When attempting to get to Wifi.Google.com, I get redirected back to Google. A few more tries, and voila, the Google Secure Access: FAQ.

So essentially what we’re hearing is that Google is releasing a secure way to use wireless. After WEP was found insecure and WPA and WPA2 found to be more protective but still not a lockbox like protocol, Google seems to have put their own out.

So, how does this work?
First step, you download the Google Secure Access Installer. This program then creates a VPN profile that will connect to vpn.google.com.

Okay, that’s great, but what’s this mean to me?
Think of it this way, your data is transmitted wirelessly from your network adapter and is received by your access point or router, bridged to 802.3 (wired networking) and after passing through your home router or internet connection if you don’t feel like sharing your connection, hopping from one router to another until it gets to the server to which you have extended a request for information. The information from the server is sent back to your IP, being routed as it hops back from one server to another until it gets back to you.

What’s this tool do for me then?
It takes your data and like any other VPN, encrypts your data through a pipe of sorts (much the same way that SSH works) and transmits it encrypted through the vpn until it gets to the exit point which in this case is vpn.google.com. Quite clever. Who cares if your access point is running WEP or WPA, when you simply encrypt the data and it is decrypted at the end point. The server request is placed, goes out from vpn.google.com and then is encrypted as it passes back through the network to your home where it is transmitted to your wireless network card, passes through the VPN profile and then is decrypted.

Oh neat, so it’s better?
That’s yet to be seen, however with what Google has done in the past I wouldn’t doubt that they’re using some pretty sweet equations to encrypt the data far stronger than what AES, 3DES or BlowFish will provide for. I’m sure that the NSA is loving this too.

Isn’t it nice how Google is doing this for us?
Here’s the troubling point, if they’re acting as the proxy, doesn’t that mean that perhaps they might start tracking what we look at and that we use outside the browser to target marketing, etc. is a little daunting.

All in all, I’m pretty impressed, clever idea, not necessarily a new one, but it’s a free one that I’m sure CheckPoint and others will not be too happy to have to compete with.

Strange Behaviour of the iPod Shuffle?

Last week my iPod Shuffle 1 GB went berzerk. For some reason all of a sudden it lost half the songs on the drive and additionally would only play through 8 tracks and then hop back to the first of the 8. When attempting to power it off, it continued playing for a good 10 seconds.

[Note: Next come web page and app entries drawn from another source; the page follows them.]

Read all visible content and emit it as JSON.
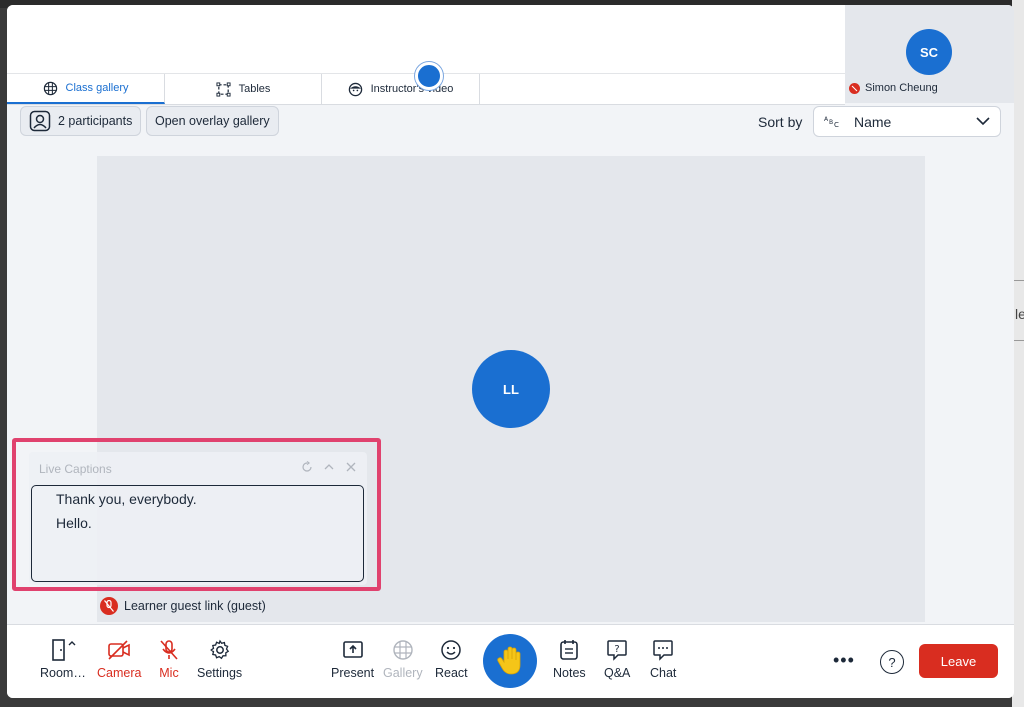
{
  "tabs": [
    {
      "label": "Class gallery",
      "icon": "grid-globe-icon",
      "active": true
    },
    {
      "label": "Tables",
      "icon": "tables-icon",
      "active": false
    },
    {
      "label": "Instructor's video",
      "icon": "instructor-icon",
      "active": false
    }
  ],
  "self_tile": {
    "initials": "SC",
    "name": "Simon Cheung",
    "muted": true
  },
  "controls": {
    "participants_label": "2 participants",
    "overlay_label": "Open overlay gallery",
    "sort_label": "Sort by",
    "sort_value": "Name"
  },
  "participant": {
    "initials": "LL"
  },
  "captions": {
    "title": "Live Captions",
    "lines": [
      "Thank you, everybody.",
      "Hello."
    ]
  },
  "guest": {
    "name": "Learner guest link (guest)",
    "muted": true
  },
  "toolbar": {
    "room": "Room…",
    "camera": "Camera",
    "mic": "Mic",
    "settings": "Settings",
    "present": "Present",
    "gallery": "Gallery",
    "react": "React",
    "notes": "Notes",
    "qa": "Q&A",
    "chat": "Chat",
    "more": "•••",
    "help": "?",
    "leave": "Leave"
  },
  "colors": {
    "accent": "#1a6fd1",
    "danger": "#d92d20",
    "highlight": "#e0426e"
  }
}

So, I went and plugged it back into my computer this evening (since I’ve had a little down time) and it went and pushed nearly half of the music back onto the Shuffle (wow, where’d it go? how’d it get corrupted?). It seems to be working a little bit better, but for some reason it’s not shuffling when it’s put in shuffle mode. Sometimes it works, sometimes it doesn’t. I’m thinking it might be time to return it and get a Nano.

[Listening to: Shiver – Maroon 5 – Live – Friday the 13th (4:49)]